According to RSN news, it seems that Hurghada may be the initial testing ground for these promises. First up, restricted hours for the rubbish trucks to monitor the streets and actually remove the waste. (I hope this happens...the rubbish in Hurghada in the past years has grown to astronomical proportions. It's disgusting).

Alongside this, with an estimated budget of 15 million LE surveillance camera's are to be strategically placed throughout the city to combat theft, and for those placed on traffic signals to reduce speeding and breaking of traffic laws (I think there will be a few drivers who need refresher courses).

In addition, Hurghada's flour rations will be increased to provide more bread to the province, and the bakeries will have their work strictly monitored. Fuel rations will also be increased to the province - with nothing being said about fuel subsidies.

So, if Hurghada is the testing ground for this it is news to my ears. Of course they have to try to run such implementation programmes in a province that is already fairly "modern" and already has some semblance of order before trying to impose it in Cairo. Hopefully in the next few weeks I will be able to report positive changes coming out of the Red Sea with indications of positive changes for the rest of the country! 


  1. Refresher courses for Egyptian drivers? Have you actually met an Egyptian that did a driving course? I lived in Hurghada for 10 years and I have not. I heard that they exist, somewhere, but everyone I know just paid for the license. That is, there is a reason why there is almost no traffic signs - nobody knows them anyway - and drivers think it is safe to drive with lights off during the night. =/

  2. Sadly.. Anonymous has a point. If Hurghada does become a testing ground, it will be interesting how they judge the success or failure of such a program, since we know most drivers here will ignore it.
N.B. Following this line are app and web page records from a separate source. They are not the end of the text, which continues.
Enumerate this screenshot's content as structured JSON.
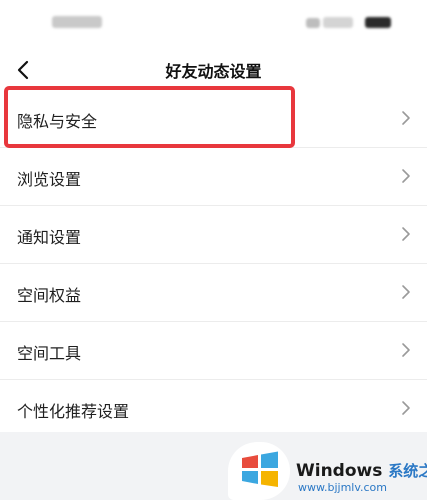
{
  "nav": {
    "title": "好友动态设置",
    "back_icon": "chevron-left-icon"
  },
  "menu": {
    "items": [
      {
        "label": "隐私与安全",
        "highlighted": true
      },
      {
        "label": "浏览设置"
      },
      {
        "label": "通知设置"
      },
      {
        "label": "空间权益"
      },
      {
        "label": "空间工具"
      },
      {
        "label": "个性化推荐设置"
      }
    ],
    "chevron_icon": "chevron-right-icon"
  },
  "colors": {
    "highlight": "#e8373d",
    "background": "#f2f3f5",
    "watermark_blue": "#2b78c5"
  },
  "watermark": {
    "brand": "Windows",
    "site_name": "系统之家",
    "url": "www.bjjmlv.com"
  }
}
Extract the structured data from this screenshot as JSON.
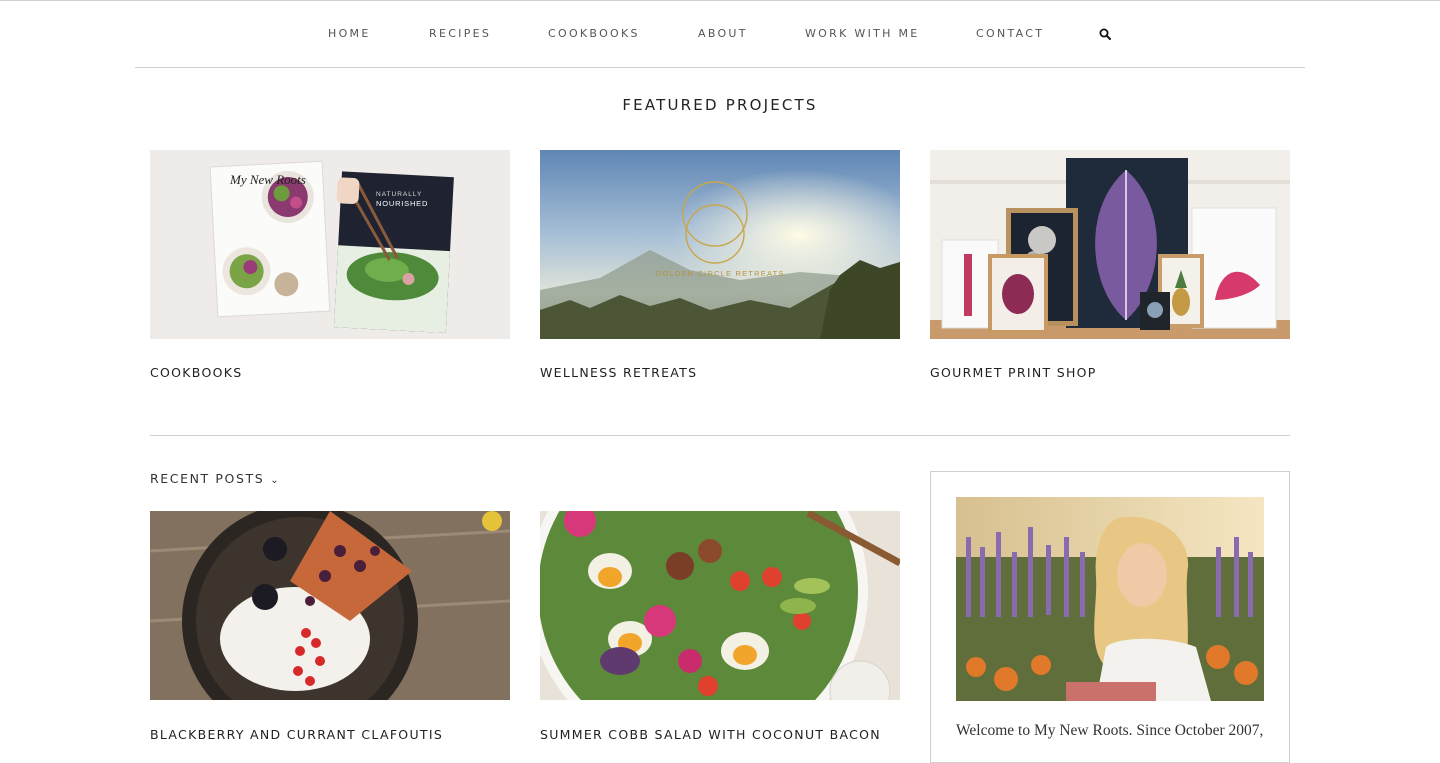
{
  "nav": {
    "items": [
      "HOME",
      "RECIPES",
      "COOKBOOKS",
      "ABOUT",
      "WORK WITH ME",
      "CONTACT"
    ],
    "search_icon": "search-icon"
  },
  "featured": {
    "title": "FEATURED PROJECTS",
    "cards": [
      {
        "label": "COOKBOOKS",
        "image": "cookbooks-photo",
        "book1_title": "My New Roots",
        "book2_title_top": "NATURALLY",
        "book2_title": "NOURISHED"
      },
      {
        "label": "WELLNESS RETREATS",
        "image": "retreat-photo",
        "overlay_text": "GOLDEN CIRCLE RETREATS"
      },
      {
        "label": "GOURMET PRINT SHOP",
        "image": "print-shop-photo"
      }
    ]
  },
  "recent": {
    "label": "RECENT POSTS",
    "chevron_icon": "chevron-down-icon",
    "posts": [
      {
        "title": "BLACKBERRY AND CURRANT CLAFOUTIS",
        "image": "clafoutis-photo"
      },
      {
        "title": "SUMMER COBB SALAD WITH COCONUT BACON",
        "image": "cobb-salad-photo"
      }
    ]
  },
  "sidebar": {
    "image": "author-portrait-photo",
    "welcome_text": "Welcome to My New Roots. Since October 2007,"
  },
  "colors": {
    "text": "#222222",
    "nav_text": "#555555",
    "rule": "#cfcfcf",
    "gold": "#c9a64a"
  }
}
    People may surprise us (at least a few of them). While rubbish continues to be an issue, it is still no where near as bad as it was pre-revolution. Most places I walked before to the crunch crunch of rubbish under my feet, are now on sand. While not as clean as it was during the initial excitement of cleaning up the city, it is still improved.

    Maybe there is hope for other things as well.